(Page and application data records)
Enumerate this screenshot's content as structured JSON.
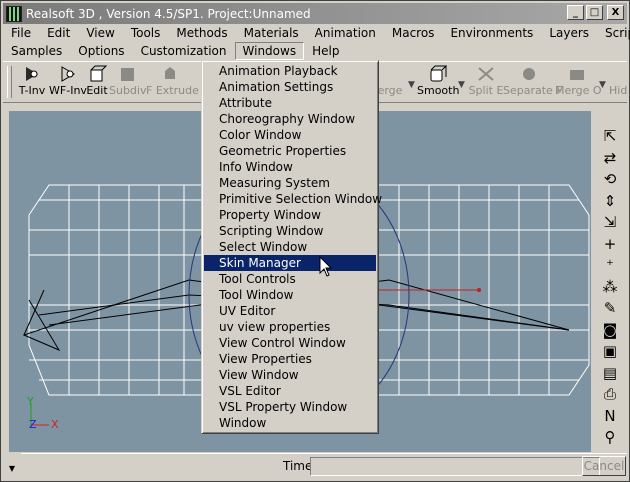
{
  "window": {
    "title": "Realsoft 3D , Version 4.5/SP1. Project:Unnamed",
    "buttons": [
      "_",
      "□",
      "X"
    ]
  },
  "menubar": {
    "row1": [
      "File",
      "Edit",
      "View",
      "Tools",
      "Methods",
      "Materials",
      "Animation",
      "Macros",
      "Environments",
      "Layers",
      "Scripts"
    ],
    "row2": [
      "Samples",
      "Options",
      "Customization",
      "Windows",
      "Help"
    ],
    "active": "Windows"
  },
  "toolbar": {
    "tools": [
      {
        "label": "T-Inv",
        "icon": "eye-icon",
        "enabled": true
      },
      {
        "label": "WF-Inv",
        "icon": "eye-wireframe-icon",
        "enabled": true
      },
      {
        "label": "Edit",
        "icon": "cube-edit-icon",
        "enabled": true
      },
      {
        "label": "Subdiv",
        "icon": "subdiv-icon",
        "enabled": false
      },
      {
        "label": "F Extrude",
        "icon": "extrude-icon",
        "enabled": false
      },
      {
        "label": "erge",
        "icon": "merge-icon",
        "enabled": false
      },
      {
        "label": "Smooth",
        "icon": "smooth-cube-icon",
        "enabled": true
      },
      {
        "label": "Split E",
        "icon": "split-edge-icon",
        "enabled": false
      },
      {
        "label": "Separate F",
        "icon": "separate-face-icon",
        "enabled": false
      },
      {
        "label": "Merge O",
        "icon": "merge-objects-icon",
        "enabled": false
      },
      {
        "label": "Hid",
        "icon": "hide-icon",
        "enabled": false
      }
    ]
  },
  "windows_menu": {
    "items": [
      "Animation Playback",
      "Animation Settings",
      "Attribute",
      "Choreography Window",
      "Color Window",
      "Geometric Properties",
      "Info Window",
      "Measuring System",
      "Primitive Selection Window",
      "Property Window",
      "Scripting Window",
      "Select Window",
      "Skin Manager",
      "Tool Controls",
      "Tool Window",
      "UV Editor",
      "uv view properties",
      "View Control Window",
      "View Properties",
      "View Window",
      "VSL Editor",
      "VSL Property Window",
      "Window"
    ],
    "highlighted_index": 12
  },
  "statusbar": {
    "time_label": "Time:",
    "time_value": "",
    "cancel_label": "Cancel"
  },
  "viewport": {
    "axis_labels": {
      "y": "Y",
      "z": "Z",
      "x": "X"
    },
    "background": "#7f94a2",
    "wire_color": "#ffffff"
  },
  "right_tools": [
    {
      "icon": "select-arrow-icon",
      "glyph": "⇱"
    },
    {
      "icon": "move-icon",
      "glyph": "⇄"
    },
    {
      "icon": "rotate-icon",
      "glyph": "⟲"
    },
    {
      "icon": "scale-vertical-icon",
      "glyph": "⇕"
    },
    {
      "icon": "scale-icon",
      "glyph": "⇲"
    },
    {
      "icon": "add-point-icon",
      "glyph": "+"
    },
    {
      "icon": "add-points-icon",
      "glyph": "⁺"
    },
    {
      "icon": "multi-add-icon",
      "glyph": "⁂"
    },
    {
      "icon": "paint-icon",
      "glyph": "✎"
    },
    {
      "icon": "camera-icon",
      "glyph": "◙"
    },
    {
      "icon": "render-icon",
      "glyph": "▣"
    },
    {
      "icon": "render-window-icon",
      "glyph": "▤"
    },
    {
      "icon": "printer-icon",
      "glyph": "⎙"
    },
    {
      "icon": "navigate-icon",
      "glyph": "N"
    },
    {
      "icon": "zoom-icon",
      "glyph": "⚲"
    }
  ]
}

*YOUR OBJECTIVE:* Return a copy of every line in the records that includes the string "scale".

*RESULT OF THIS TASK:*
      "icon": "scale-vertical-icon",
      "icon": "scale-icon",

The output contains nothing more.